Items from a data source:
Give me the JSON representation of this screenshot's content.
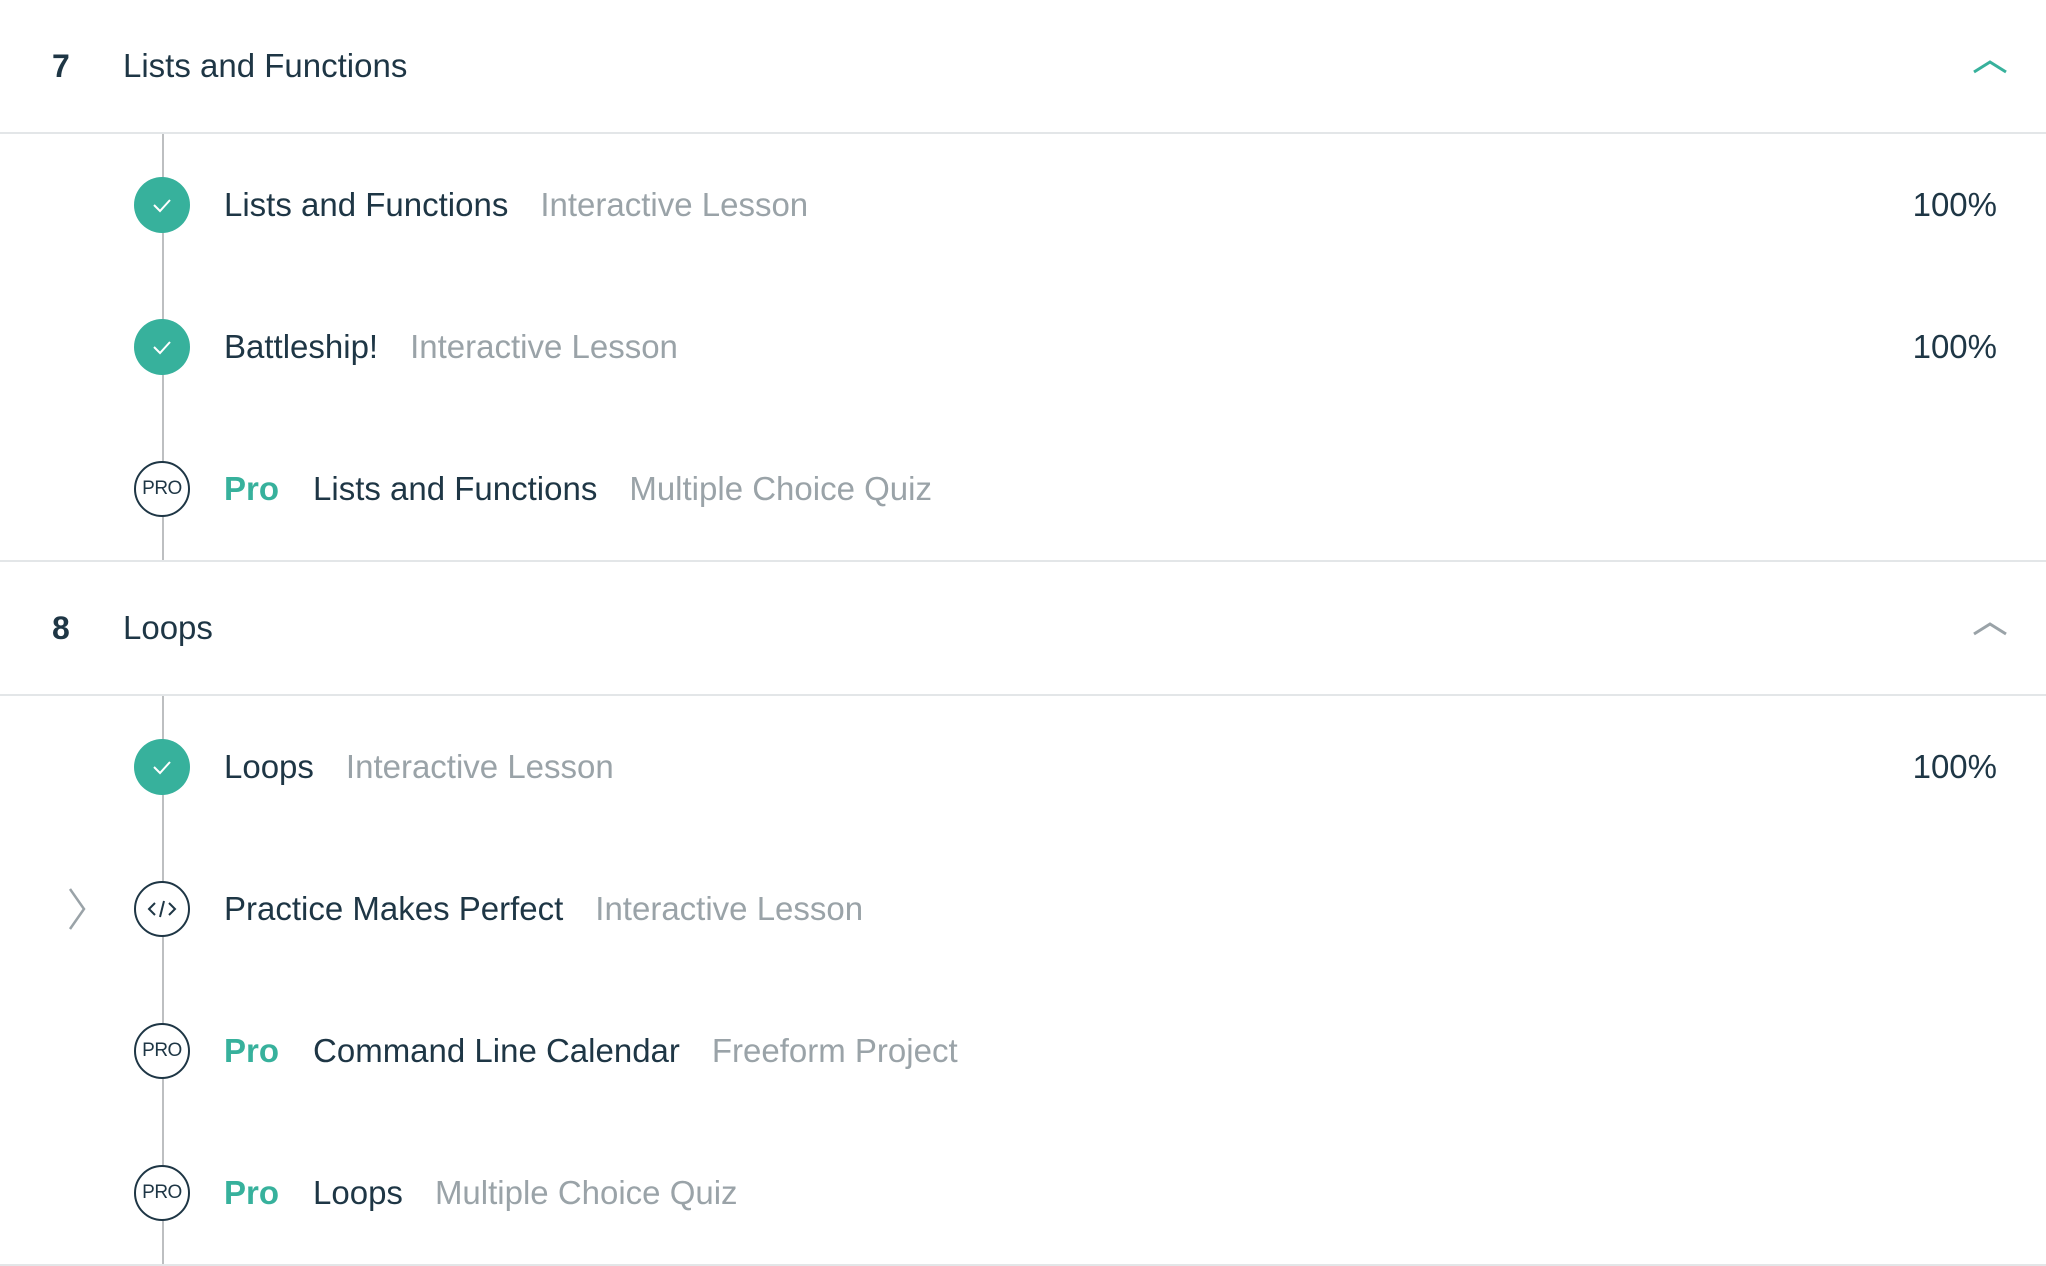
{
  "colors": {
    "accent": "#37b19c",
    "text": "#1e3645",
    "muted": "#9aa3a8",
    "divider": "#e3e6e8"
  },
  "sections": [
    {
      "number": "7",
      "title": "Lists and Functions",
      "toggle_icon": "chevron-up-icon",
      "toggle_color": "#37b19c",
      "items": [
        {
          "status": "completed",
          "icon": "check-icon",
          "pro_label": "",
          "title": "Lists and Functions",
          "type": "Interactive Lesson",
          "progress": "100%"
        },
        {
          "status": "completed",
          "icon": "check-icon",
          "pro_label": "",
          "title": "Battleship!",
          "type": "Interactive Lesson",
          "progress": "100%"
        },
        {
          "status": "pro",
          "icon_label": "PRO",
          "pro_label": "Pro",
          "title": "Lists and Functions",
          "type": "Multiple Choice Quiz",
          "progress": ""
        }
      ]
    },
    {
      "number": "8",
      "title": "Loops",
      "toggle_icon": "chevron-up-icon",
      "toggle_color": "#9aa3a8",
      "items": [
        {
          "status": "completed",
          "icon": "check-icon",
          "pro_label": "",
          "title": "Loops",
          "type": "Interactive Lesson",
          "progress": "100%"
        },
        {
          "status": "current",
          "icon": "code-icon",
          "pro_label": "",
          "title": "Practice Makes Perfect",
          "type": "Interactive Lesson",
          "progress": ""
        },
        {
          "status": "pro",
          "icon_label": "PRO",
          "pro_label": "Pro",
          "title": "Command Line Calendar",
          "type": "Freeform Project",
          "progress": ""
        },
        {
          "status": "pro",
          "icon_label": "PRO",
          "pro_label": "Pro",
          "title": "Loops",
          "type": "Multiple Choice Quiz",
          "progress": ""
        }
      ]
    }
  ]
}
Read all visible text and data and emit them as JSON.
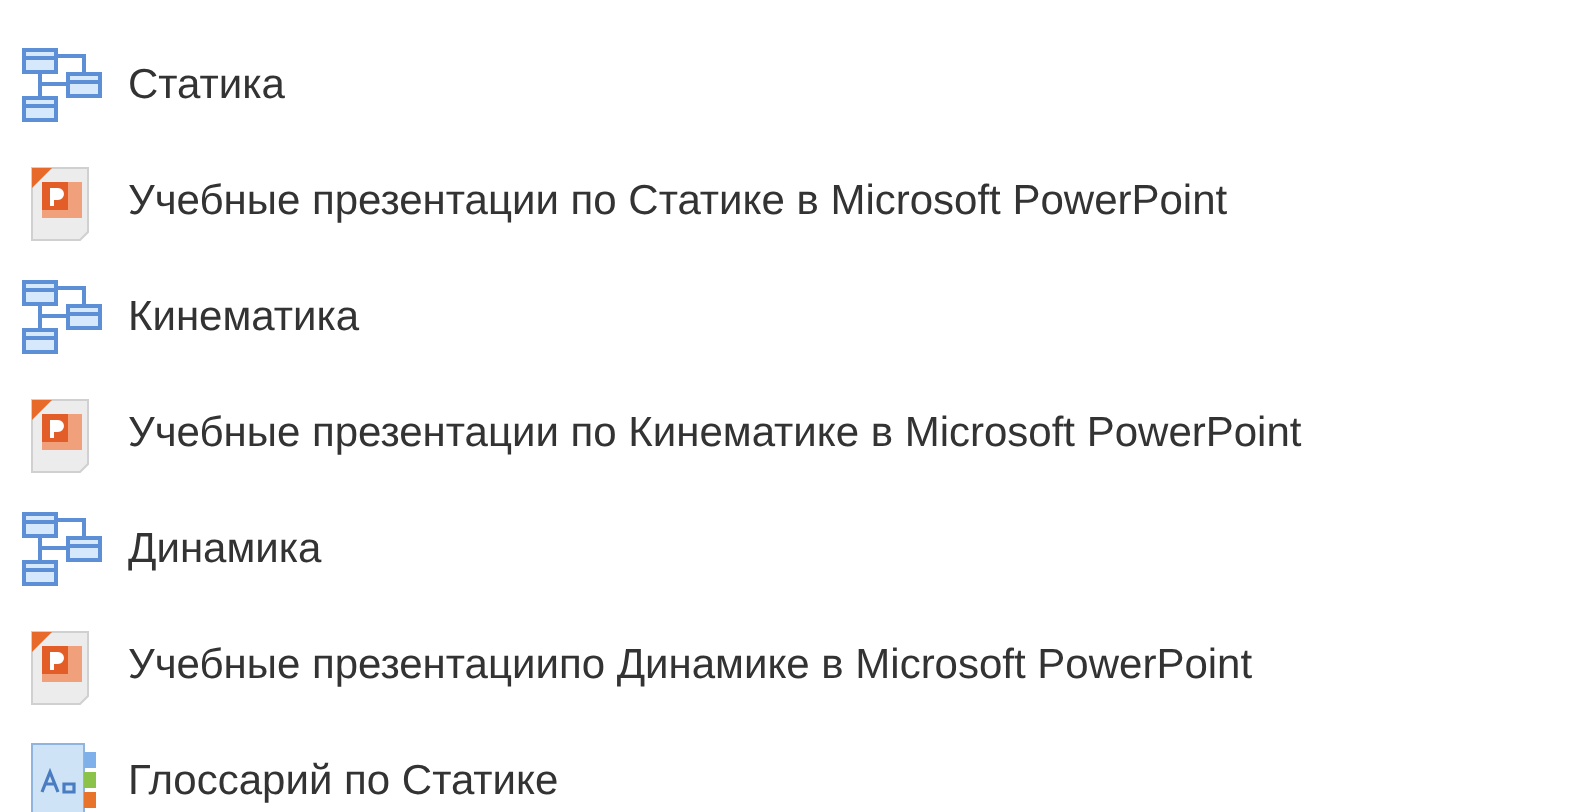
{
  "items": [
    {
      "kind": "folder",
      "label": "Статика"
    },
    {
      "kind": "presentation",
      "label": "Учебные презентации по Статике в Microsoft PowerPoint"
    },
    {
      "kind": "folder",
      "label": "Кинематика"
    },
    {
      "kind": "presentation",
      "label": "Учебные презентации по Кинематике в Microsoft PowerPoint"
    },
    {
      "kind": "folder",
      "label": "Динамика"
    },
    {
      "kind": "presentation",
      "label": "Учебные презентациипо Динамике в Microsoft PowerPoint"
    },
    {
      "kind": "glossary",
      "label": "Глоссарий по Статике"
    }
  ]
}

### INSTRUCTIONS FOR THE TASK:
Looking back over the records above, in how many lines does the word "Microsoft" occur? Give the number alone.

### RESULT:
3